O, heavenly born! in deepest dells
If fairest science ever dwells
Beneath the mossy cave;
Indulge the verdure of the woods,
With azure beauty gild the floods,
And flowery carpets lave.

For, Melancholy ever reigns
Delighted in the sylvan scenes
With scientific light;
While Dian, huntress of the vales,
Seeks lulling sounds and fanning gales,
Though wrapt from mortal sight.

Yet, goddess, yet the way explore
With magic rites and heathen lore
Obstructed and depress'd;
Till Wisdom give the sacred Nine,
Untaught, not uninspired, to shine,
By Reason's power redress'd.

When Solon and Lycurgus taught
To moralize the human thought
Of mad opinion's maze,
To erring zeal they gave new laws,
Thy charms, O Liberty, the cause
That blends congenial rays.

Bid bright Astraea gild the morn,
Or bid a hundred suns be born,
To hecatomb the year;
Without thy aid, in vain the poles,
In vain the zodiac system rolls,
In vain the lunar sphere.

Come, fairest princess of the throng,
Bring sweet philosophy along,
In metaphysic dreams;
While raptured bards no more behold
A vernal age of purer gold,
In Heliconian streams.

Drive Thraldom with malignant hand,
To curse some other destined land,
By Folly led astray:
Ierne bear on azure wing;
Energic let her soar, and sing
Thy universal sway.

So when Amphion[1] bade the lyre
To more majestic sound aspire,
Behold the madding throng,
In wonder and oblivion drown'd,
To sculpture turn'd by magic sound
And petrifying song.
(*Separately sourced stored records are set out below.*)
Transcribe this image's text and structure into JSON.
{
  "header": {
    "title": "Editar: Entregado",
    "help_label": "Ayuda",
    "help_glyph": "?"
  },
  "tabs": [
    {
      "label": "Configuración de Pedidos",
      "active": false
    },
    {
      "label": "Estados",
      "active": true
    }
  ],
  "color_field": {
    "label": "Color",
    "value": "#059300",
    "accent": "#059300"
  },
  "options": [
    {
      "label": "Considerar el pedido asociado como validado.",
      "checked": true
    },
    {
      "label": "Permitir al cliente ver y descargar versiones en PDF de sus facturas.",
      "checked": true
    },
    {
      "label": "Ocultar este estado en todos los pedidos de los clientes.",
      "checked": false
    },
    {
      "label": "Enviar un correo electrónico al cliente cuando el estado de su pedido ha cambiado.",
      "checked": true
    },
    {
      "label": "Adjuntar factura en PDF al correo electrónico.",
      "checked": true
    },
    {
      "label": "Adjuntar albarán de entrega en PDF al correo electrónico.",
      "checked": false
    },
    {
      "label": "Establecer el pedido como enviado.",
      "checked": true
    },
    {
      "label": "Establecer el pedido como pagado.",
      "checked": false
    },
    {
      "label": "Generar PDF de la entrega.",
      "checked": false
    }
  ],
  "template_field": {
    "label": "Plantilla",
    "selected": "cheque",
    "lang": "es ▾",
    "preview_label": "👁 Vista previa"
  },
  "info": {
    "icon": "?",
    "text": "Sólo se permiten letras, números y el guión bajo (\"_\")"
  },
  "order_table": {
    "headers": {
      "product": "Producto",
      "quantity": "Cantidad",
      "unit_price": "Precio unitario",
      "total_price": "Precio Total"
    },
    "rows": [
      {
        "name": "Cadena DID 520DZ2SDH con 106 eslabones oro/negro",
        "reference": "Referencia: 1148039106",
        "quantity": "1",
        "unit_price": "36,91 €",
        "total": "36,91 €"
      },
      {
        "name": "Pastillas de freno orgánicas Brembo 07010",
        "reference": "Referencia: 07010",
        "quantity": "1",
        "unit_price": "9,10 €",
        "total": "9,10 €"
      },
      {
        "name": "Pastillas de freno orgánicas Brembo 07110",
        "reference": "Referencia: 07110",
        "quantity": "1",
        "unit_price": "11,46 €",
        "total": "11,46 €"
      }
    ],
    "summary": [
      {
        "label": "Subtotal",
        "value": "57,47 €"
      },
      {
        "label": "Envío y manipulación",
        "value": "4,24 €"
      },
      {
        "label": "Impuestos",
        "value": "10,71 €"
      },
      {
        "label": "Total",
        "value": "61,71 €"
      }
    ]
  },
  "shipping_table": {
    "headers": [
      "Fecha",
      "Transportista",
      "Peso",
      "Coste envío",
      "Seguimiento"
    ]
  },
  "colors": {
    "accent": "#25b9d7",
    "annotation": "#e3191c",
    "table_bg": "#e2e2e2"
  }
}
[Footnote 1: King of Thebes, and husband of Niobe; famous for his magical power with the lyre
by which the stones were collected for the building of the city.--Hor., "De Arte Poetica," 394.
--W. E. B.]


Jonathan Swift